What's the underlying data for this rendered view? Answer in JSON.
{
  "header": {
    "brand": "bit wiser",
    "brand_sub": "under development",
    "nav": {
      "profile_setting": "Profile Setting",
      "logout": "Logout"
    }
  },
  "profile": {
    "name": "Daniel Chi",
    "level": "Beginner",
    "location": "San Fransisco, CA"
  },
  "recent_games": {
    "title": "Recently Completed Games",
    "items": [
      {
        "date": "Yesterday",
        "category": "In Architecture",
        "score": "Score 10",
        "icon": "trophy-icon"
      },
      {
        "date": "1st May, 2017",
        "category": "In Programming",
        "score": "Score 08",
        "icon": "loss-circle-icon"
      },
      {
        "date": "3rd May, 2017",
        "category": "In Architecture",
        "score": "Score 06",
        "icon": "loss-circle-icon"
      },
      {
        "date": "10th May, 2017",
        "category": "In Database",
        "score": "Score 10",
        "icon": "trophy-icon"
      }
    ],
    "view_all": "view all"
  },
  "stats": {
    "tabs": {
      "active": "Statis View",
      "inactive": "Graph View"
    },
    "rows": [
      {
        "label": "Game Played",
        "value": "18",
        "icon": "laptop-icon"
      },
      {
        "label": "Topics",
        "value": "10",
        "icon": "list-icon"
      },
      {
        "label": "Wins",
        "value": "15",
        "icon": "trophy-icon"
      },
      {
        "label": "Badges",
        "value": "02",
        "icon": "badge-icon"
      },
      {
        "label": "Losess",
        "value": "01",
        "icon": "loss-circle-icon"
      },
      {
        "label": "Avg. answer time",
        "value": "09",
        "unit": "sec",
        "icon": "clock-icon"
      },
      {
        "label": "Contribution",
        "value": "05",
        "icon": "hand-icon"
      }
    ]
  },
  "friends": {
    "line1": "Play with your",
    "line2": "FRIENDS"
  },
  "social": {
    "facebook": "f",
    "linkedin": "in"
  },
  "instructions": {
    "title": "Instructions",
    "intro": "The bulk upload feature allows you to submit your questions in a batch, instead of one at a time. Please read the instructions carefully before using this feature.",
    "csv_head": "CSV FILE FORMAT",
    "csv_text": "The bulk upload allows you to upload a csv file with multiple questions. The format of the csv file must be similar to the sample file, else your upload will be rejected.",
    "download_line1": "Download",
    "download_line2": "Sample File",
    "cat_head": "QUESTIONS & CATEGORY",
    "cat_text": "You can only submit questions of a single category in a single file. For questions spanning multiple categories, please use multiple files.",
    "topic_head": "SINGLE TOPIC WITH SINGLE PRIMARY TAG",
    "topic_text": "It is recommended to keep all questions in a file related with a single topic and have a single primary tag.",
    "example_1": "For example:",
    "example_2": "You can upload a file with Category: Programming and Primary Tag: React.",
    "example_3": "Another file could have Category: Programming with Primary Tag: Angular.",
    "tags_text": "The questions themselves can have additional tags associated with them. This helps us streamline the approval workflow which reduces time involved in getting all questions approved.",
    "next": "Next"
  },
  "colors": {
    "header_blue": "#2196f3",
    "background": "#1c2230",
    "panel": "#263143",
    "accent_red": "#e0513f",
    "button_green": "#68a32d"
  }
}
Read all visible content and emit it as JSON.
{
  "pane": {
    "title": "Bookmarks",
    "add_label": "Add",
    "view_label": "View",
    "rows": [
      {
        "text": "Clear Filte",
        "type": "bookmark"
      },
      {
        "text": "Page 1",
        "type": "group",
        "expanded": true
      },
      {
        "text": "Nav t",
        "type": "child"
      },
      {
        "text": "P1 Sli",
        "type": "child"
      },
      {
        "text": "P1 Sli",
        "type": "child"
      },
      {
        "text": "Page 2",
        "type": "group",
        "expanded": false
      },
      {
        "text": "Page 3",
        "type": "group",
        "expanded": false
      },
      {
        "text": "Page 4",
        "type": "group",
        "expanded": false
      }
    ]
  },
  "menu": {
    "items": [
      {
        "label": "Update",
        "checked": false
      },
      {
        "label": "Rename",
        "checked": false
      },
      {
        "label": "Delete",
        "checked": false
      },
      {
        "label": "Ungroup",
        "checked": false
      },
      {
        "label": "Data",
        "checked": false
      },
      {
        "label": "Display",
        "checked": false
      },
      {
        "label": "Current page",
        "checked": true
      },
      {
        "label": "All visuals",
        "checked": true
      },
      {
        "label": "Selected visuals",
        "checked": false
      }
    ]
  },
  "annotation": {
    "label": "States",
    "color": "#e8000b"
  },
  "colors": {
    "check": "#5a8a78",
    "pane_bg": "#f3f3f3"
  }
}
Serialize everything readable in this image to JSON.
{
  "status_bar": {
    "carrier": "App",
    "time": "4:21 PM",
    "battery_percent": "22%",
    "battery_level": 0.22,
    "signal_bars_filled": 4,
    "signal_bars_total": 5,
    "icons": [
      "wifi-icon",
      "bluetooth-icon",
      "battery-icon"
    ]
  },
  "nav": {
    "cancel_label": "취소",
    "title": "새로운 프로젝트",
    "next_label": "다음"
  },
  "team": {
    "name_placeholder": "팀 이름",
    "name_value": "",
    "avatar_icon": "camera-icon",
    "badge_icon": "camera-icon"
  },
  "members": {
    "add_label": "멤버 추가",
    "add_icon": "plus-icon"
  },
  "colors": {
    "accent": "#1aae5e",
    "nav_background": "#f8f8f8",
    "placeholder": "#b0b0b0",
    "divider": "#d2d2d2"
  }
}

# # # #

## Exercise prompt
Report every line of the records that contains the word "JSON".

## Response area
What's the underlying data for this rendered view? Answer in JSON.
Read all visible content and emit it as JSON.
Serialize everything readable in this image to JSON.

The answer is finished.